Your goal: Line filter on the word "true": copy each matching line from the entries.

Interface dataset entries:

»»

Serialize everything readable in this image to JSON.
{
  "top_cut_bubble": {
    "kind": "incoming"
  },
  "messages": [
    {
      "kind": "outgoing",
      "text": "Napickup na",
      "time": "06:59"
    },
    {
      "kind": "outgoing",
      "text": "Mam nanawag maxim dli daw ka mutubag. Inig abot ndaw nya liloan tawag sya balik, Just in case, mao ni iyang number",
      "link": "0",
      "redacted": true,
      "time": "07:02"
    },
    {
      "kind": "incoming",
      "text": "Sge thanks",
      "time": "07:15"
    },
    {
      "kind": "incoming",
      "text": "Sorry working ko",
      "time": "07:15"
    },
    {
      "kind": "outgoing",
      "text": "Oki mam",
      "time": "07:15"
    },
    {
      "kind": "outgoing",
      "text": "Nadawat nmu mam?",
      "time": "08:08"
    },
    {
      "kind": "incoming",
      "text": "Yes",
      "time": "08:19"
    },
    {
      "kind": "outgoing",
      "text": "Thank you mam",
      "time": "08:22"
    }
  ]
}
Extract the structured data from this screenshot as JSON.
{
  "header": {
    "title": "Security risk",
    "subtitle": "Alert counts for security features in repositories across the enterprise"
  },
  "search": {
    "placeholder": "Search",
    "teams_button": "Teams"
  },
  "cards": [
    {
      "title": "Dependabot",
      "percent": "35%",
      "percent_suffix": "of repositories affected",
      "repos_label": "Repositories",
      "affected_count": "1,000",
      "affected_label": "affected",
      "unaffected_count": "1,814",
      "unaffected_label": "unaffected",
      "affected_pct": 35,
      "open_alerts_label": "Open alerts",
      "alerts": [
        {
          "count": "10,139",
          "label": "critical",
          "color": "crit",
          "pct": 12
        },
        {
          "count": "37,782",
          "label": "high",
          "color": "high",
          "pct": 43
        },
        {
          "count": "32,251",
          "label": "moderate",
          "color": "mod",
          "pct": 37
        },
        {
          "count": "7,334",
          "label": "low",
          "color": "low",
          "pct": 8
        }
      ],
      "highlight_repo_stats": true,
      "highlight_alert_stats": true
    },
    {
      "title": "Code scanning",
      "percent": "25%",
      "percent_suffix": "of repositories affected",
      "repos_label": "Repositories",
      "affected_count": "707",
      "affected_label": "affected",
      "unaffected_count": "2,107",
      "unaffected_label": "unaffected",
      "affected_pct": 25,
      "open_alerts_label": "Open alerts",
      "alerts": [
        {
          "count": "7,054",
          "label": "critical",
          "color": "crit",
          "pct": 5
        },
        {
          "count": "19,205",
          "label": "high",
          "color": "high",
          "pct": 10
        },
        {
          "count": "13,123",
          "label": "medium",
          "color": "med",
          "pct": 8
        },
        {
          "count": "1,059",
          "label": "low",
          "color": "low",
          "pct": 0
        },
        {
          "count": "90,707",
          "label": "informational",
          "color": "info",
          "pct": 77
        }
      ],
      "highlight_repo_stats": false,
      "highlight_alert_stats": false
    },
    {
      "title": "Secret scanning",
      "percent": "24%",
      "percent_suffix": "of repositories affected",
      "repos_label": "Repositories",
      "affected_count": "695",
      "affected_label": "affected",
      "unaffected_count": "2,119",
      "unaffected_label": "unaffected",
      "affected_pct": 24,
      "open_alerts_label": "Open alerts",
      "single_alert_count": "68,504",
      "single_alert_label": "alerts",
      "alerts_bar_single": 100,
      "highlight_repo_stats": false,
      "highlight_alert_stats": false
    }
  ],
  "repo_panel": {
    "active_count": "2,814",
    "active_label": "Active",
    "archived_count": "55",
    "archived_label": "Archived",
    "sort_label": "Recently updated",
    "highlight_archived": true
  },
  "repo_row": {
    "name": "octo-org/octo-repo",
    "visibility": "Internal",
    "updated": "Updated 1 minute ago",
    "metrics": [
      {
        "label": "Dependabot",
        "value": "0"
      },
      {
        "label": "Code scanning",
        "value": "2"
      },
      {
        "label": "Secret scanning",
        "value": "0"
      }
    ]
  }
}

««

Worked solution:
      "redacted": true,
      "highlight_repo_stats": true,
      "highlight_alert_stats": true
    "highlight_archived": true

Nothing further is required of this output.